### [PROBLEM]
Output the records precisely as they stand. Pictures are to be skipped.

### [Data about app and page elements]
>>>

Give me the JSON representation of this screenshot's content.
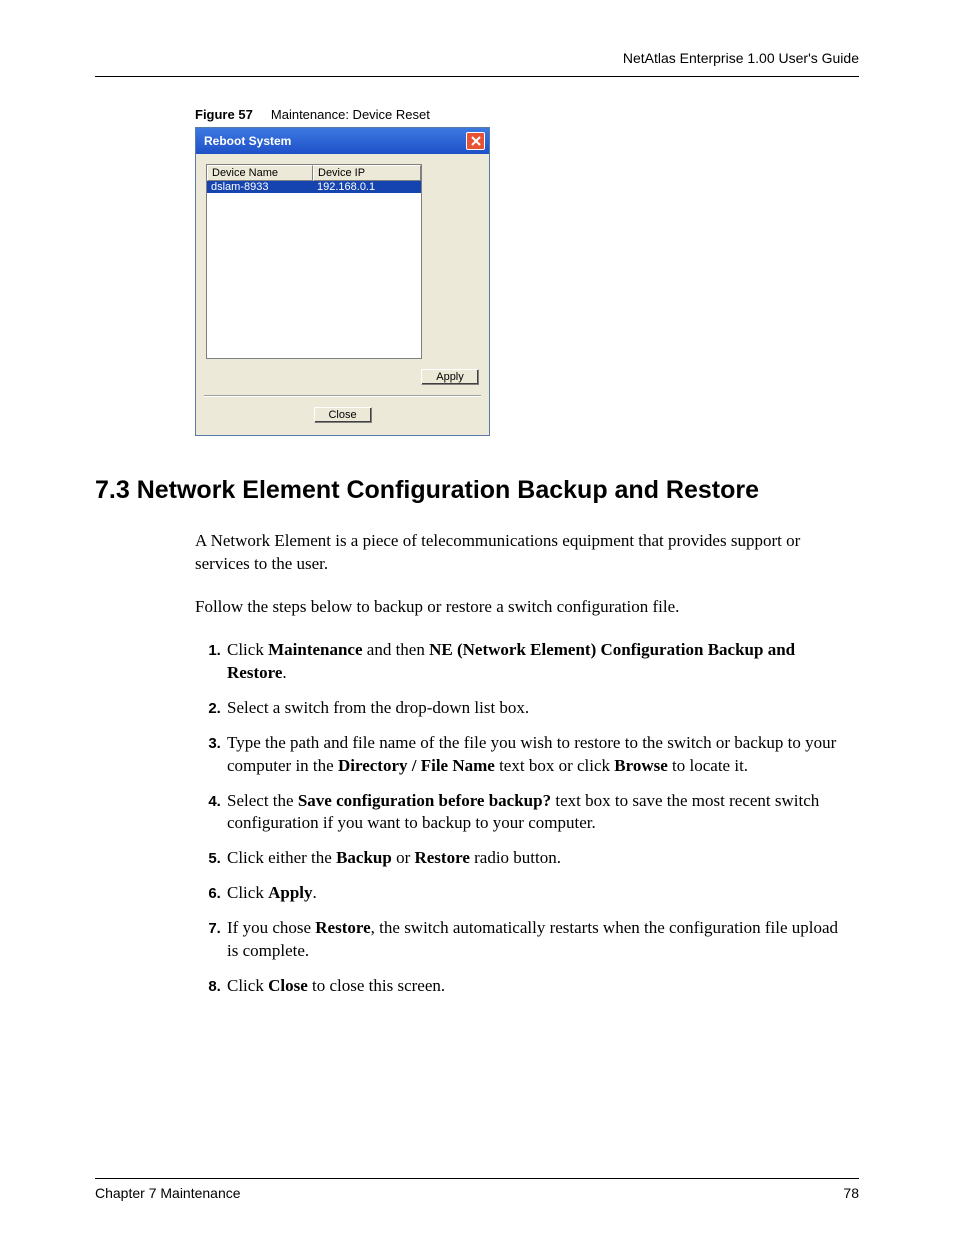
{
  "header": {
    "text": "NetAtlas Enterprise 1.00 User's Guide"
  },
  "figure": {
    "label": "Figure 57",
    "caption": "Maintenance: Device Reset"
  },
  "dialog": {
    "title": "Reboot System",
    "columns": {
      "name": "Device Name",
      "ip": "Device IP"
    },
    "row": {
      "name": "dslam-8933",
      "ip": "192.168.0.1"
    },
    "apply": "Apply",
    "close": "Close"
  },
  "section": {
    "heading": "7.3  Network Element Configuration Backup and Restore",
    "p1": "A Network Element is a piece of telecommunications equipment that provides support or services to the user.",
    "p2": "Follow the steps below to backup or restore a switch configuration file."
  },
  "steps": {
    "s1a": "Click ",
    "s1b": "Maintenance",
    "s1c": " and then ",
    "s1d": "NE (Network Element) Configuration Backup and Restore",
    "s1e": ".",
    "s2": "Select a switch from the drop-down list box.",
    "s3a": "Type the path and file name of the file you wish to restore to the switch or backup to your computer in the ",
    "s3b": "Directory / File Name",
    "s3c": " text box or click ",
    "s3d": "Browse",
    "s3e": " to locate it.",
    "s4a": "Select the ",
    "s4b": "Save configuration before backup?",
    "s4c": " text box to save the most recent switch configuration if you want to backup to your computer.",
    "s5a": "Click either the ",
    "s5b": "Backup",
    "s5c": " or ",
    "s5d": "Restore",
    "s5e": " radio button.",
    "s6a": "Click ",
    "s6b": "Apply",
    "s6c": ".",
    "s7a": "If you chose ",
    "s7b": "Restore",
    "s7c": ", the switch automatically restarts when the configuration file upload is complete.",
    "s8a": "Click ",
    "s8b": "Close",
    "s8c": " to close this screen."
  },
  "footer": {
    "left": "Chapter 7 Maintenance",
    "right": "78"
  }
}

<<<

### [ANSWER BOX]
Give me the JSON representation of this screenshot's content.
{
  "header": {
    "text": "NetAtlas Enterprise 1.00 User's Guide"
  },
  "figure": {
    "label": "Figure 57",
    "caption": "Maintenance: Device Reset"
  },
  "dialog": {
    "title": "Reboot System",
    "columns": {
      "name": "Device Name",
      "ip": "Device IP"
    },
    "row": {
      "name": "dslam-8933",
      "ip": "192.168.0.1"
    },
    "apply": "Apply",
    "close": "Close"
  },
  "section": {
    "heading": "7.3  Network Element Configuration Backup and Restore",
    "p1": "A Network Element is a piece of telecommunications equipment that provides support or services to the user.",
    "p2": "Follow the steps below to backup or restore a switch configuration file."
  },
  "steps": {
    "s1a": "Click ",
    "s1b": "Maintenance",
    "s1c": " and then ",
    "s1d": "NE (Network Element) Configuration Backup and Restore",
    "s1e": ".",
    "s2": "Select a switch from the drop-down list box.",
    "s3a": "Type the path and file name of the file you wish to restore to the switch or backup to your computer in the ",
    "s3b": "Directory / File Name",
    "s3c": " text box or click ",
    "s3d": "Browse",
    "s3e": " to locate it.",
    "s4a": "Select the ",
    "s4b": "Save configuration before backup?",
    "s4c": " text box to save the most recent switch configuration if you want to backup to your computer.",
    "s5a": "Click either the ",
    "s5b": "Backup",
    "s5c": " or ",
    "s5d": "Restore",
    "s5e": " radio button.",
    "s6a": "Click ",
    "s6b": "Apply",
    "s6c": ".",
    "s7a": "If you chose ",
    "s7b": "Restore",
    "s7c": ", the switch automatically restarts when the configuration file upload is complete.",
    "s8a": "Click ",
    "s8b": "Close",
    "s8c": " to close this screen."
  },
  "footer": {
    "left": "Chapter 7 Maintenance",
    "right": "78"
  }
}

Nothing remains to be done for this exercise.